Opeth frontman Mikael Åkerfeldt jokingly described his band's trajectory as Bob Dylan in reverse in an interview with Rolling Stone earlier this year – because of the way they moved away from forbidding death metal to softer, occasionally acoustic prog-rock sounds in recent years – and they revel in that notion on their latest record, Sorceress.
The record, which officially comes out Friday but is streaming a day early here, favors light over shadow as Åkerfeldt and Co. indulge folk balladeering ("Will o the Wisp," "Sorceress 2"), ELP-like carnival organ ("Chrysalis" and "The Wilde Flowers") and orchestral, faux–Middle Eastern melodies à la Led Zeppelin's "Kashmir" ("The Seventh Sojourn"). But of course the band also throws in a few moments of hard rock throughout, for texture. Overall, Sorceress is an expression of how much Opeth can accomplish without the strictures of extreme metal.
Many of the songs even deal with the least metal of all subjects: romance. But the group tackles the topic in a devilish way. "I was trying to draw inspiration from the negative aspects of love: the jealousy, the mindfucks, the paranoia and everything that comes with what's ultimately a beautiful feeling," Åkerfeldt told Rolling Stone. "It's something that I value extremely highly in my life, but it really can have a damaging effect on you, which it did on me."

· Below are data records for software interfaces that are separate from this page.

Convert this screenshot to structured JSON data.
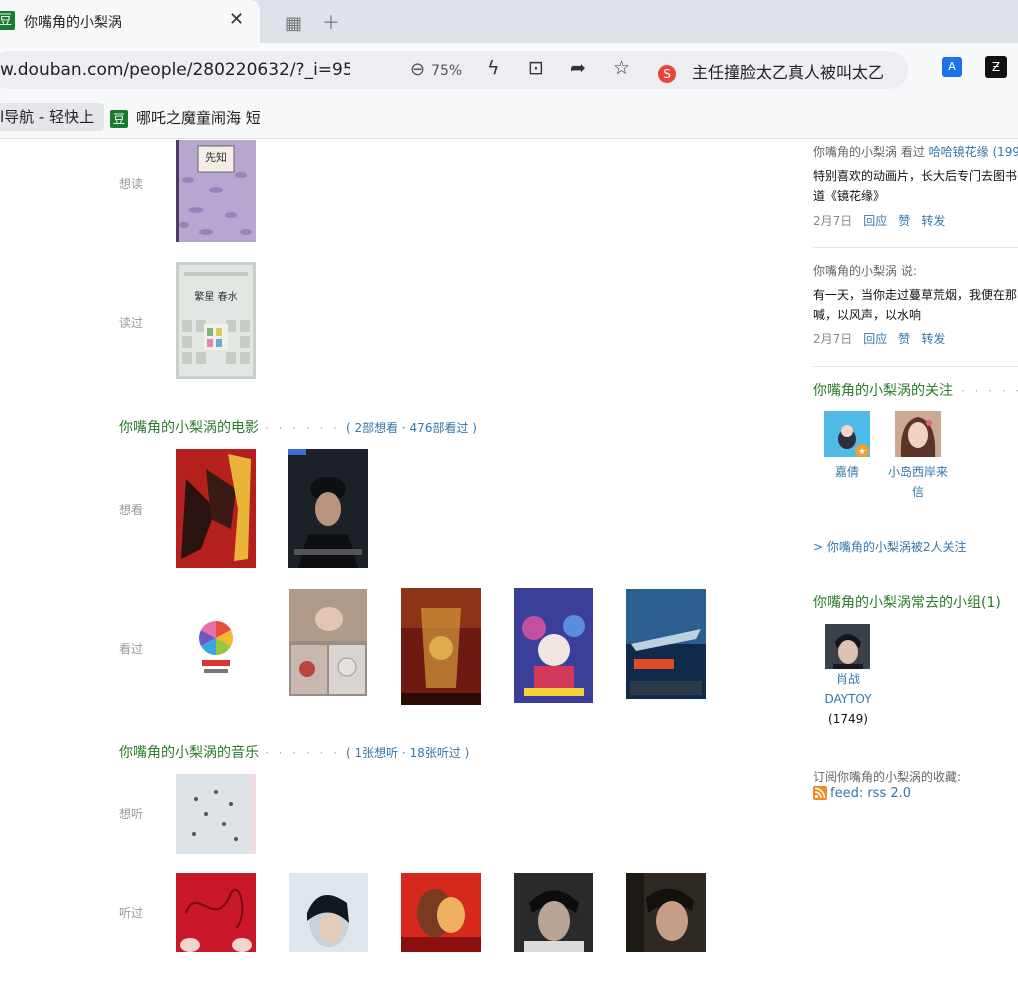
{
  "browser": {
    "tab_title": "你嘴角的小梨涡",
    "tab_favicon": "豆",
    "url": "w.douban.com/people/280220632/?_i=9501",
    "zoom": "75%",
    "search_text": "主任撞脸太乙真人被叫太乙",
    "bookmark_1": "l导航 - 轻快上",
    "bookmark_2": "哪吒之魔童闹海 短"
  },
  "books": {
    "want_label": "想读",
    "read_label": "读过",
    "book1_title": "先知",
    "book2_title": "繁星 春水"
  },
  "movies": {
    "title": "你嘴角的小梨涡的电影",
    "dots": "· · · · · ·",
    "count": "( 2部想看 · 476部看过 )",
    "want_label": "想看",
    "watched_label": "看过"
  },
  "music": {
    "title": "你嘴角的小梨涡的音乐",
    "dots": "· · · · · ·",
    "count": "( 1张想听 · 18张听过 )",
    "want_label": "想听",
    "heard_label": "听过"
  },
  "feed1": {
    "head_prefix": "你嘴角的小梨涡 看过 ",
    "head_link": "哈哈镜花缘 (199",
    "line1": "特别喜欢的动画片，长大后专门去图书",
    "line2": "道《镜花缘》",
    "date": "2月7日",
    "reply": "回应",
    "like": "赞",
    "share": "转发"
  },
  "feed2": {
    "head": "你嘴角的小梨涡 说:",
    "line1": "有一天，当你走过蔓草荒烟，我便在那",
    "line2": "喊，以风声，以水响",
    "date": "2月7日",
    "reply": "回应",
    "like": "赞",
    "share": "转发"
  },
  "following": {
    "title": "你嘴角的小梨涡的关注",
    "dots": "· · · · ·",
    "user1": "嘉倩",
    "user2_line1": "小岛西岸来",
    "user2_line2": "信",
    "followers": "> 你嘴角的小梨涡被2人关注"
  },
  "groups": {
    "title": "你嘴角的小梨涡常去的小组(1)",
    "group_line1": "肖战",
    "group_line2": "DAYTOY",
    "group_count": "(1749)"
  },
  "subscribe": {
    "label": "订阅你嘴角的小梨涡的收藏:",
    "feed": "feed: rss 2.0"
  }
}
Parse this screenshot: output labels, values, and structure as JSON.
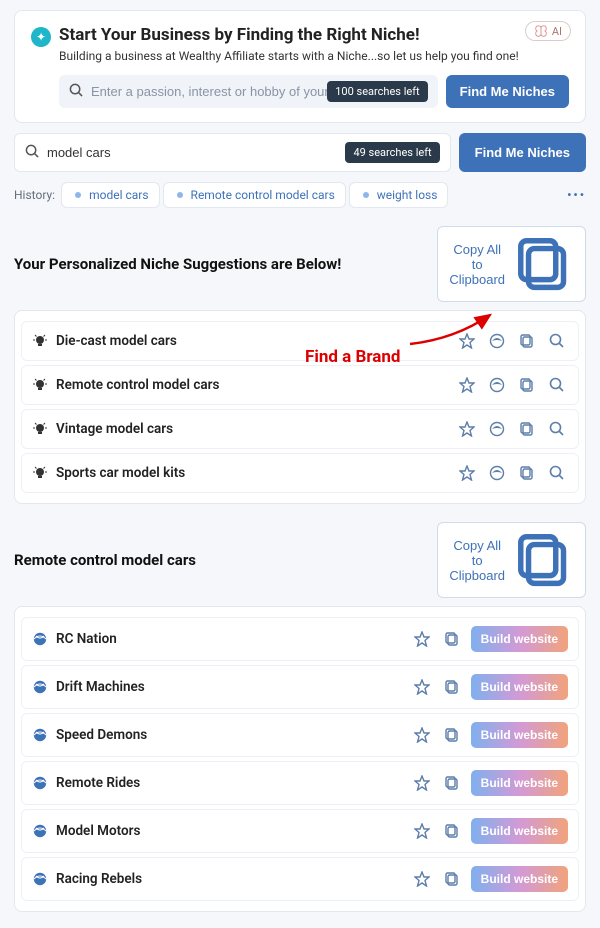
{
  "top": {
    "title": "Start Your Business by Finding the Right Niche!",
    "subtitle": "Building a business at Wealthy Affiliate starts with a Niche...so let us help you find one!",
    "ai_label": "AI",
    "search_placeholder": "Enter a passion, interest or hobby of yours...",
    "searches_left": "100 searches left",
    "button": "Find Me Niches"
  },
  "main_search": {
    "value": "model cars",
    "searches_left": "49 searches left",
    "button": "Find Me Niches"
  },
  "history": {
    "label": "History:",
    "items": [
      "model cars",
      "Remote control model cars",
      "weight loss"
    ]
  },
  "suggestions": {
    "heading": "Your Personalized Niche Suggestions are Below!",
    "copy_all": "Copy All to Clipboard",
    "items": [
      "Die-cast model cars",
      "Remote control model cars",
      "Vintage model cars",
      "Sports car model kits"
    ]
  },
  "brands": {
    "heading": "Remote control model cars",
    "copy_all": "Copy All to Clipboard",
    "build_label": "Build website",
    "items": [
      "RC Nation",
      "Drift Machines",
      "Speed Demons",
      "Remote Rides",
      "Model Motors",
      "Racing Rebels"
    ]
  },
  "annotation": "Find a Brand"
}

It's that depth, both thematically and musically, that has become the cornerstone of the Opeth experience; change is the one thing the group's fans can rely on. "The artists I admire and the bands that I love most are the ones who had different phases of music," Åkerfeldt said of the way the band has evolved. "That's how I think music should be."